Each of us has sat around the dinner table and experienced the universal fantasy of how we would spend lottery winnings. That life changing moment when our winning numbers are drawn and a good 80% or more of life’s problems simply disappear.

What would you do if that really happened to you? Would you go after the big house and car, give tons to charity, stiff your brother-in-law, or just blow it all having an amazing year?

What does “Luck” have to do with it anyway?

Luck. Being in the right place at the right time? Or, are some people just luckier than others? Take the case of Bob Jaracz. During the Korean War, Bob’s plane was shot down — he survived. Lucky. But, he was captured by North Koreans and spent time as a POW. Not Lucky. But, he escaped, lucky again.

In 2005, Bob won $1.1 million in the New Hampshire Megabucks game. Lucky again. For most people, that would be more than enough luck, but not for Bob. In 2009 he won again. This time he won $1,000 a week for 20 years. That’s what I’d call job security.

Do the Numbers Matter?

Our lives are filled with numbers. Do they have special powers? Do certain numbers come up more often than others? Should you pick quick picks or pick your numbers and stick with them?

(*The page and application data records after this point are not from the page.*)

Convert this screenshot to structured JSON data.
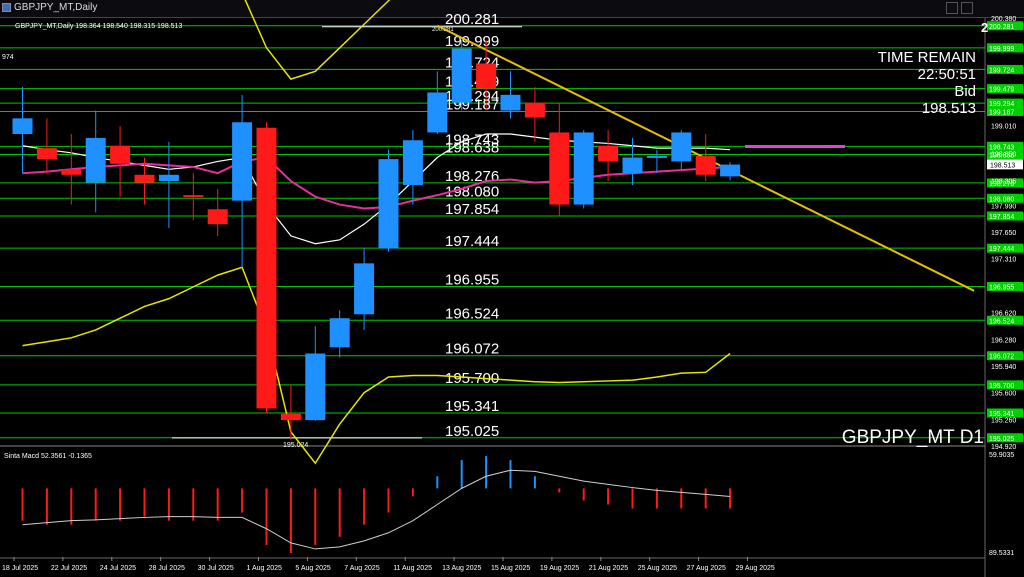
{
  "window": {
    "title": "GBPJPY_MT,Daily",
    "corner": "2"
  },
  "symbol_info": "GBPJPY_MT,Daily  198.364 198.540 198.315 198.513",
  "left_fragment": "974",
  "time_remain": {
    "label": "TIME REMAIN",
    "value": "22:50:51",
    "bid_label": "Bid",
    "bid": "198.513"
  },
  "watermark": "GBPJPY_MT D1",
  "indicator_label": "Sinta Macd 52.3561 -0.1365",
  "indicator_axis": [
    "59.9035",
    "89.5331"
  ],
  "colors": {
    "bull": "#1e90ff",
    "bear": "#ff1a1a",
    "level": "#00c800",
    "trend": "#e6c000",
    "band": "#e6e600",
    "mid": "#ffffff",
    "ma": "#e62e9e",
    "axis_bg": "#ffffff",
    "level_tag": "#00d000"
  },
  "chart_data": [
    {
      "type": "candlestick",
      "symbol": "GBPJPY_MT",
      "timeframe": "Daily",
      "x_tick_labels": [
        "18 Jul 2025",
        "22 Jul 2025",
        "24 Jul 2025",
        "28 Jul 2025",
        "30 Jul 2025",
        "1 Aug 2025",
        "5 Aug 2025",
        "7 Aug 2025",
        "11 Aug 2025",
        "13 Aug 2025",
        "15 Aug 2025",
        "19 Aug 2025",
        "21 Aug 2025",
        "25 Aug 2025",
        "27 Aug 2025",
        "29 Aug 2025"
      ],
      "ylim": [
        194.92,
        200.38
      ],
      "price_axis_ticks": [
        "200.380",
        "199.010",
        "198.650",
        "198.305",
        "197.990",
        "197.650",
        "197.310",
        "196.620",
        "196.280",
        "195.940",
        "195.600",
        "195.260",
        "194.920"
      ],
      "candles": [
        {
          "o": 198.9,
          "h": 199.5,
          "l": 198.4,
          "c": 199.1
        },
        {
          "o": 198.72,
          "h": 199.1,
          "l": 198.4,
          "c": 198.58
        },
        {
          "o": 198.45,
          "h": 198.9,
          "l": 198.0,
          "c": 198.38
        },
        {
          "o": 198.28,
          "h": 199.2,
          "l": 197.9,
          "c": 198.85
        },
        {
          "o": 198.75,
          "h": 199.0,
          "l": 198.1,
          "c": 198.52
        },
        {
          "o": 198.38,
          "h": 198.6,
          "l": 198.0,
          "c": 198.28
        },
        {
          "o": 198.3,
          "h": 198.8,
          "l": 197.7,
          "c": 198.38
        },
        {
          "o": 198.12,
          "h": 198.4,
          "l": 197.8,
          "c": 198.1
        },
        {
          "o": 197.94,
          "h": 198.2,
          "l": 197.6,
          "c": 197.75
        },
        {
          "o": 198.05,
          "h": 199.4,
          "l": 197.2,
          "c": 199.05
        },
        {
          "o": 198.98,
          "h": 199.05,
          "l": 195.34,
          "c": 195.4
        },
        {
          "o": 195.33,
          "h": 195.7,
          "l": 195.0,
          "c": 195.25
        },
        {
          "o": 195.25,
          "h": 196.45,
          "l": 195.24,
          "c": 196.1
        },
        {
          "o": 196.18,
          "h": 196.65,
          "l": 196.05,
          "c": 196.55
        },
        {
          "o": 196.6,
          "h": 197.45,
          "l": 196.4,
          "c": 197.25
        },
        {
          "o": 197.44,
          "h": 198.7,
          "l": 197.4,
          "c": 198.58
        },
        {
          "o": 198.25,
          "h": 198.95,
          "l": 198.0,
          "c": 198.82
        },
        {
          "o": 198.92,
          "h": 199.7,
          "l": 198.9,
          "c": 199.43
        },
        {
          "o": 199.3,
          "h": 200.1,
          "l": 199.2,
          "c": 199.99
        },
        {
          "o": 199.8,
          "h": 200.1,
          "l": 199.2,
          "c": 199.48
        },
        {
          "o": 199.2,
          "h": 199.7,
          "l": 199.1,
          "c": 199.4
        },
        {
          "o": 199.3,
          "h": 199.5,
          "l": 198.8,
          "c": 199.11
        },
        {
          "o": 198.92,
          "h": 199.3,
          "l": 197.85,
          "c": 198.0
        },
        {
          "o": 198.0,
          "h": 198.95,
          "l": 197.95,
          "c": 198.92
        },
        {
          "o": 198.75,
          "h": 198.95,
          "l": 198.3,
          "c": 198.55
        },
        {
          "o": 198.4,
          "h": 198.85,
          "l": 198.25,
          "c": 198.6
        },
        {
          "o": 198.6,
          "h": 198.7,
          "l": 198.4,
          "c": 198.62
        },
        {
          "o": 198.55,
          "h": 198.95,
          "l": 198.45,
          "c": 198.92
        },
        {
          "o": 198.62,
          "h": 198.9,
          "l": 198.3,
          "c": 198.38
        },
        {
          "o": 198.36,
          "h": 198.54,
          "l": 198.31,
          "c": 198.51
        }
      ],
      "levels": [
        200.281,
        199.999,
        199.724,
        199.479,
        199.294,
        199.187,
        198.743,
        198.638,
        198.276,
        198.08,
        197.854,
        197.444,
        196.955,
        196.524,
        196.072,
        195.7,
        195.341,
        195.025
      ],
      "level_labels": [
        "200.281",
        "199.999",
        "199.724",
        "199.479",
        "199.294",
        "199.187",
        "198.743",
        "198.638",
        "198.276",
        "198.080",
        "197.854",
        "197.444",
        "196.955",
        "196.524",
        "196.072",
        "195.700",
        "195.341",
        "195.025"
      ],
      "level_tags": [
        "200.281",
        "199.999",
        "199.724",
        "199.479",
        "199.294",
        "199.187",
        "198.743",
        "198.638",
        "198.276",
        "198.080",
        "197.854",
        "197.444",
        "196.955",
        "196.524",
        "196.072",
        "195.700",
        "195.341",
        "195.025"
      ],
      "bid_tag": "198.513",
      "high_marker": "200.281",
      "low_marker": "195.024",
      "upper_band": [
        201.3,
        201.1,
        201.0,
        200.95,
        200.92,
        200.9,
        200.92,
        200.95,
        201.0,
        200.7,
        200.0,
        199.6,
        199.7,
        200.0,
        200.3,
        200.6,
        200.9,
        201.1,
        201.3,
        201.45
      ],
      "mid_band": [
        198.75,
        198.7,
        198.66,
        198.6,
        198.55,
        198.5,
        198.45,
        198.48,
        198.55,
        198.6,
        198.0,
        197.6,
        197.5,
        197.55,
        197.75,
        198.0,
        198.3,
        198.6,
        198.8,
        198.9,
        198.9,
        198.86,
        198.82,
        198.8,
        198.78,
        198.75,
        198.72,
        198.72,
        198.72,
        198.7
      ],
      "ma_line": [
        198.4,
        198.42,
        198.45,
        198.48,
        198.5,
        198.52,
        198.5,
        198.48,
        198.4,
        198.55,
        198.6,
        198.3,
        198.1,
        198.0,
        197.95,
        197.97,
        198.05,
        198.12,
        198.2,
        198.3,
        198.32,
        198.28,
        198.3,
        198.34,
        198.38,
        198.4,
        198.42,
        198.44,
        198.46,
        198.48
      ],
      "lower_band": [
        196.2,
        196.25,
        196.3,
        196.4,
        196.55,
        196.7,
        196.8,
        196.95,
        197.1,
        197.2,
        196.4,
        195.1,
        194.7,
        195.2,
        195.6,
        195.8,
        195.82,
        195.82,
        195.8,
        195.78,
        195.76,
        195.74,
        195.73,
        195.74,
        195.75,
        195.76,
        195.8,
        195.85,
        195.86,
        196.1
      ],
      "trendline": {
        "from": [
          17,
          200.281
        ],
        "to": [
          39,
          196.9
        ]
      }
    },
    {
      "type": "histogram+line",
      "title": "Sinta Macd 52.3561 -0.1365",
      "histogram": [
        -0.8,
        -0.9,
        -0.9,
        -0.8,
        -0.8,
        -0.7,
        -0.8,
        -0.8,
        -0.8,
        -0.6,
        -1.4,
        -1.6,
        -1.4,
        -1.2,
        -0.9,
        -0.6,
        -0.2,
        0.3,
        0.7,
        0.8,
        0.7,
        0.3,
        -0.1,
        -0.3,
        -0.4,
        -0.5,
        -0.5,
        -0.5,
        -0.5,
        -0.5
      ],
      "signal": [
        -0.9,
        -0.85,
        -0.8,
        -0.78,
        -0.75,
        -0.72,
        -0.7,
        -0.7,
        -0.72,
        -0.72,
        -1.0,
        -1.35,
        -1.5,
        -1.45,
        -1.3,
        -1.1,
        -0.8,
        -0.4,
        0.0,
        0.3,
        0.45,
        0.42,
        0.3,
        0.18,
        0.1,
        0.02,
        -0.05,
        -0.1,
        -0.15,
        -0.2
      ],
      "ylim": [
        -1.7,
        1.0
      ]
    }
  ]
}
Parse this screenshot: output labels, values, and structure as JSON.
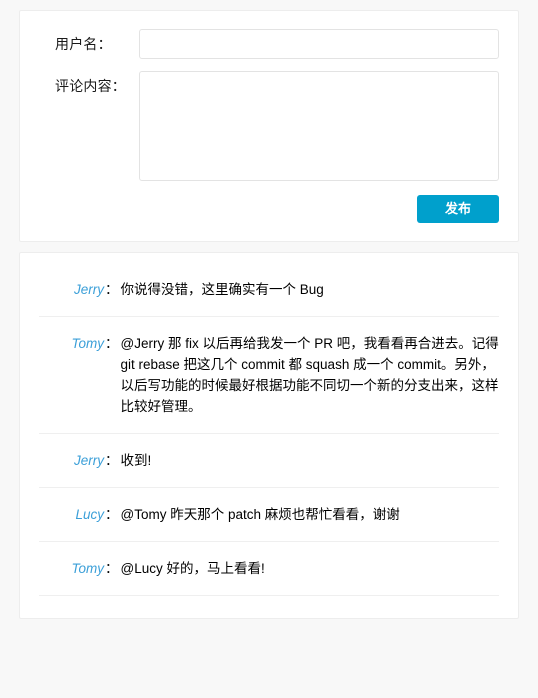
{
  "form": {
    "username": {
      "label": "用户名：",
      "value": "",
      "placeholder": ""
    },
    "content": {
      "label": "评论内容：",
      "value": "",
      "placeholder": ""
    },
    "submit_label": "发布"
  },
  "comments": [
    {
      "author": "Jerry",
      "colon": "：",
      "text": "你说得没错，这里确实有一个 Bug"
    },
    {
      "author": "Tomy",
      "colon": "：",
      "text": "@Jerry 那 fix 以后再给我发一个 PR 吧，我看看再合进去。记得 git rebase 把这几个 commit 都 squash 成一个 commit。另外，以后写功能的时候最好根据功能不同切一个新的分支出来，这样比较好管理。"
    },
    {
      "author": "Jerry",
      "colon": "：",
      "text": "收到!"
    },
    {
      "author": "Lucy",
      "colon": "：",
      "text": "@Tomy 昨天那个 patch 麻烦也帮忙看看，谢谢"
    },
    {
      "author": "Tomy",
      "colon": "：",
      "text": "@Lucy 好的，马上看看!"
    }
  ],
  "colors": {
    "accent": "#00a0cc",
    "author": "#3b9fd8",
    "page_bg": "#f8f8f8",
    "card_bg": "#ffffff",
    "border": "#ededed",
    "divider": "#efefef",
    "input_border": "#e3e3e3"
  }
}
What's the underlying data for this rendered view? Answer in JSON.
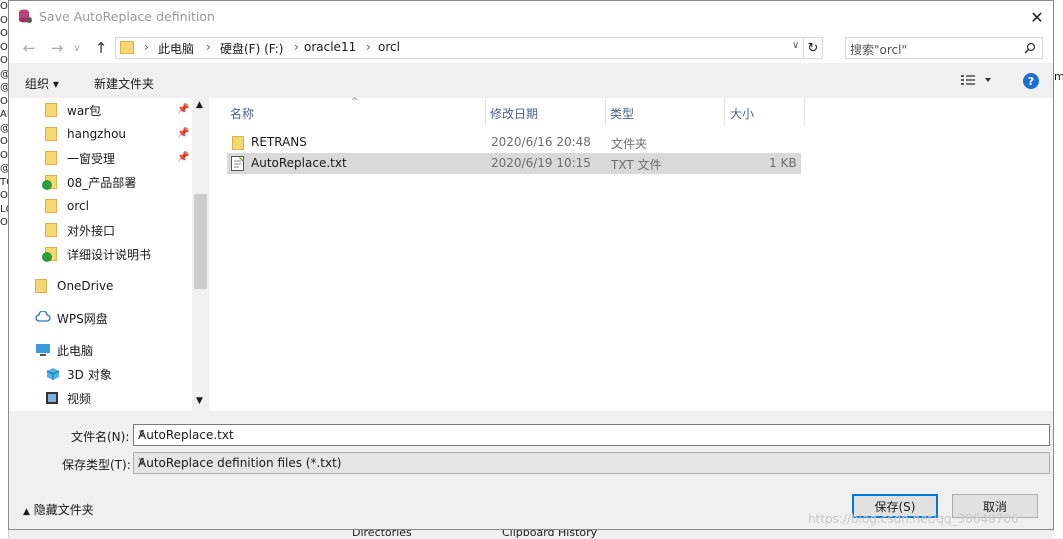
{
  "window": {
    "title": "Save AutoReplace definition"
  },
  "nav": {
    "crumbs": [
      "此电脑",
      "硬盘(F) (F:)",
      "oracle11",
      "orcl"
    ],
    "search_placeholder": "搜索\"orcl\""
  },
  "toolbar": {
    "organize": "组织 ▾",
    "new_folder": "新建文件夹"
  },
  "sidebar": {
    "items": [
      {
        "label": "war包",
        "icon": "folder-icon",
        "pinned": true
      },
      {
        "label": "hangzhou",
        "icon": "folder-icon",
        "pinned": true
      },
      {
        "label": "一窗受理",
        "icon": "folder-icon",
        "pinned": true
      },
      {
        "label": "08_产品部署",
        "icon": "synced-folder-icon",
        "pinned": false
      },
      {
        "label": "orcl",
        "icon": "folder-icon",
        "pinned": false
      },
      {
        "label": "对外接口",
        "icon": "folder-icon",
        "pinned": false
      },
      {
        "label": "详细设计说明书",
        "icon": "synced-folder-icon",
        "pinned": false
      },
      {
        "label": "OneDrive",
        "icon": "folder-icon",
        "pinned": false
      },
      {
        "label": "WPS网盘",
        "icon": "cloud-icon",
        "pinned": false
      },
      {
        "label": "此电脑",
        "icon": "computer-icon",
        "pinned": false
      },
      {
        "label": "3D 对象",
        "icon": "3d-objects-icon",
        "pinned": false
      },
      {
        "label": "视频",
        "icon": "video-icon",
        "pinned": false
      }
    ]
  },
  "files": {
    "columns": [
      "名称",
      "修改日期",
      "类型",
      "大小"
    ],
    "rows": [
      {
        "name": "RETRANS",
        "date": "2020/6/16 20:48",
        "type": "文件夹",
        "size": "",
        "icon": "folder-icon"
      },
      {
        "name": "AutoReplace.txt",
        "date": "2020/6/19 10:15",
        "type": "TXT 文件",
        "size": "1 KB",
        "icon": "text-file-icon"
      }
    ]
  },
  "form": {
    "filename_label": "文件名(N):",
    "filename_value": "AutoReplace.txt",
    "filetype_label": "保存类型(T):",
    "filetype_value": "AutoReplace definition files (*.txt)"
  },
  "footer": {
    "hide_folders": "隐藏文件夹",
    "save": "保存(S)",
    "cancel": "取消"
  },
  "background": {
    "left_chars": [
      "O",
      "O",
      "O",
      "O",
      "O",
      "@",
      "@",
      "O",
      "AR",
      "@",
      "OI",
      "O",
      "@",
      "TO",
      "O",
      "LC",
      "OI"
    ],
    "right_char": "m",
    "bottom_left": "Directories",
    "bottom_right": "Clipboard History"
  },
  "watermark": "https://blog.csdn.net/qq_38648706"
}
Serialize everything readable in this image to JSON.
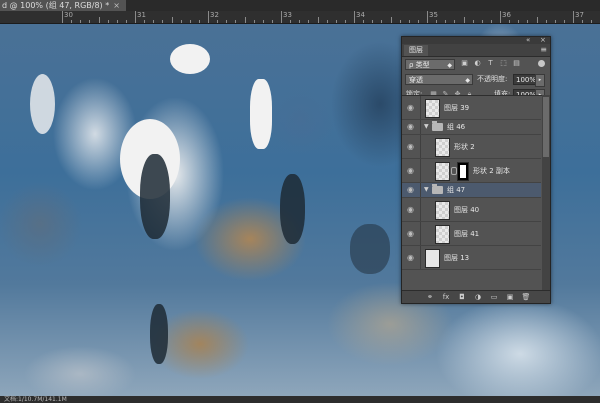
{
  "document_tab": {
    "title": "d @ 100% (组 47, RGB/8) *",
    "close": "×"
  },
  "ruler": {
    "labels": [
      "30",
      "31",
      "32",
      "33",
      "34",
      "35",
      "36",
      "37"
    ]
  },
  "status_bar": {
    "text": "文档:1/10.7M/141.1M"
  },
  "layers_panel": {
    "topbar_controls": [
      "«",
      "×"
    ],
    "tab_label": "图层",
    "menu_icon": "≡",
    "filter": {
      "label": "ρ 类型",
      "icons": [
        "image-filter-icon",
        "adjustment-filter-icon",
        "text-filter-icon",
        "shape-filter-icon",
        "smart-object-filter-icon"
      ]
    },
    "blend": {
      "mode": "穿透",
      "opacity_label": "不透明度:",
      "opacity_value": "100%"
    },
    "lock": {
      "label": "锁定:",
      "fill_label": "填充:",
      "fill_value": "100%"
    },
    "layers": [
      {
        "name": "图层 39",
        "kind": "layer",
        "indent": 0,
        "selected": false
      },
      {
        "name": "组 46",
        "kind": "group",
        "indent": 0,
        "selected": false
      },
      {
        "name": "形状 2",
        "kind": "layer",
        "indent": 1,
        "selected": false
      },
      {
        "name": "形状 2 副本",
        "kind": "layer-mask",
        "indent": 1,
        "selected": false
      },
      {
        "name": "组 47",
        "kind": "group",
        "indent": 0,
        "selected": true
      },
      {
        "name": "图层 40",
        "kind": "layer",
        "indent": 1,
        "selected": false
      },
      {
        "name": "图层 41",
        "kind": "layer",
        "indent": 1,
        "selected": false
      },
      {
        "name": "图层 13",
        "kind": "solid-layer",
        "indent": 0,
        "selected": false
      }
    ],
    "footer_icons": [
      "link-layers-icon",
      "fx-icon",
      "add-mask-icon",
      "adjustment-icon",
      "new-group-icon",
      "new-layer-icon",
      "delete-icon"
    ],
    "footer_glyphs": [
      "⚭",
      "fx",
      "◘",
      "◑",
      "▭",
      "▣",
      "🗑"
    ]
  }
}
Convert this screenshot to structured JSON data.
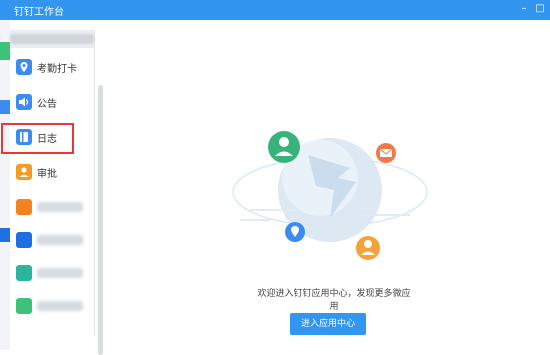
{
  "window": {
    "title": "钉钉工作台",
    "minimize_label": "–",
    "maximize_label": "□"
  },
  "sidebar": {
    "items": [
      {
        "label": "考勤打卡",
        "icon": "location-pin-icon",
        "color": "#3c8cf0"
      },
      {
        "label": "公告",
        "icon": "speaker-icon",
        "color": "#3c8cf0"
      },
      {
        "label": "日志",
        "icon": "journal-icon",
        "color": "#3c8cf0"
      },
      {
        "label": "审批",
        "icon": "person-approval-icon",
        "color": "#f39b22"
      },
      {
        "label": "",
        "icon": "app-icon",
        "color": "#f58220"
      },
      {
        "label": "",
        "icon": "app-icon",
        "color": "#1f6fe0"
      },
      {
        "label": "",
        "icon": "app-icon",
        "color": "#2bb5a1"
      },
      {
        "label": "",
        "icon": "app-icon",
        "color": "#3cc27a"
      }
    ]
  },
  "main": {
    "welcome_text": "欢迎进入钉钉应用中心，发现更多微应用",
    "enter_button": "进入应用中心"
  },
  "colors": {
    "brand_blue": "#3295f0",
    "highlight_red": "#e53935",
    "green_person": "#39b37b",
    "orange_mail": "#f07a4a",
    "orange_person": "#f5a23a"
  }
}
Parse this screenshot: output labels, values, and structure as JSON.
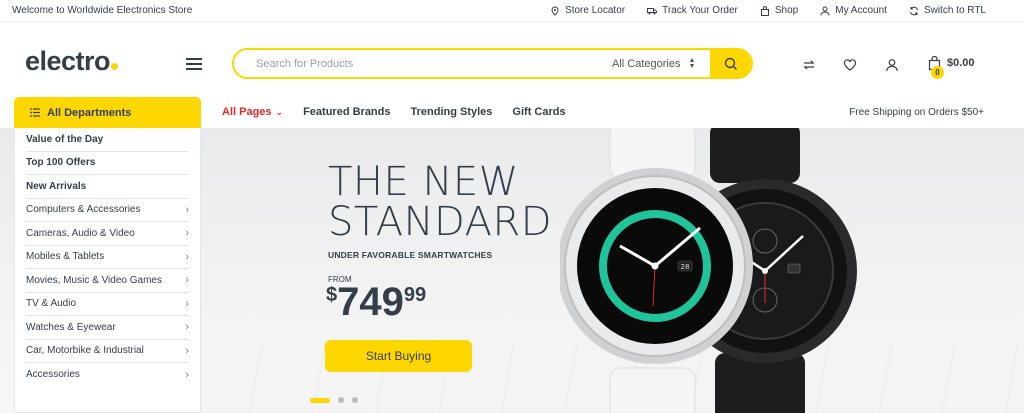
{
  "topbar": {
    "welcome": "Welcome to Worldwide Electronics Store",
    "links": [
      {
        "label": "Store Locator",
        "icon": "map-pin-icon"
      },
      {
        "label": "Track Your Order",
        "icon": "truck-icon"
      },
      {
        "label": "Shop",
        "icon": "bag-icon"
      },
      {
        "label": "My Account",
        "icon": "user-icon"
      },
      {
        "label": "Switch to RTL",
        "icon": "refresh-icon"
      }
    ]
  },
  "header": {
    "logo": "electro",
    "search_placeholder": "Search for Products",
    "category_selected": "All Categories",
    "cart_count": "0",
    "cart_total": "$0.00"
  },
  "nav": {
    "all_departments": "All Departments",
    "items": [
      "All Pages",
      "Featured Brands",
      "Trending Styles",
      "Gift Cards"
    ],
    "shipping": "Free Shipping on Orders $50+"
  },
  "sidebar": {
    "items": [
      {
        "label": "Value of the Day",
        "bold": true
      },
      {
        "label": "Top 100 Offers",
        "bold": true
      },
      {
        "label": "New Arrivals",
        "bold": true
      },
      {
        "label": "Computers & Accessories",
        "bold": false
      },
      {
        "label": "Cameras, Audio & Video",
        "bold": false
      },
      {
        "label": "Mobiles & Tablets",
        "bold": false
      },
      {
        "label": "Movies, Music & Video Games",
        "bold": false
      },
      {
        "label": "TV & Audio",
        "bold": false
      },
      {
        "label": "Watches & Eyewear",
        "bold": false
      },
      {
        "label": "Car, Motorbike & Industrial",
        "bold": false
      },
      {
        "label": "Accessories",
        "bold": false
      }
    ]
  },
  "hero": {
    "line1": "THE NEW",
    "line2": "STANDARD",
    "subtitle": "UNDER FAVORABLE SMARTWATCHES",
    "from": "FROM",
    "price_currency": "$",
    "price_whole": "749",
    "price_cents": "99",
    "cta": "Start Buying",
    "watch_date": "28"
  },
  "colors": {
    "accent": "#fed700",
    "text": "#333e48",
    "active": "#e52828"
  }
}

If your numbers never win should you keep playing the same ones over and over?

Darren Morgan and Graham Muir from Dalkeith, Scotland played the same numbers in every lottery for five years and never won anything. So, they decided to pick new numbers and guess what? They won. Not with their new numbers but their old ones. Even though they played new numbers they could not give up the old ones. Can you imagine if they had not played the old ones too?

What about taxes and payouts?

Most large lottery jackpots give you the option of a lump sum payout, usually half the winning amount, or payments, usually over a 20-25 year period. Which is the better option?

Most money managers agree that taking the payments is the smarter decision. Lump sum payments have huge tax consequences right away and can also cause estate taxes down the road. With payments, it’s possible, in some states, to pass the payments on to heirs in case of death.

The other primary reason most people favor payments is discipline in handling money. Many lottery winners who have never had money blow through it in a matter of a few months and end up with astronomical debts and eventual bankruptcy. Learning to handle money over time will give the winners a better chance of adapting their lives to more success over time.

Some Final Thoughts

I must confess that I am an infrequent lottery player. I have won $300 twice in my lottery life. I have won $2 to $5 numerous times. So I guess you could consider me a lottery winner too.  Many refer to the Lottery as the poor man’s retirement plan. But gambling or not, it’s fun to imagine sticking your ticket in that little red machine and seeing, “Winner! Please See Cashier.”

More From KMMS-KPRK 1450 AM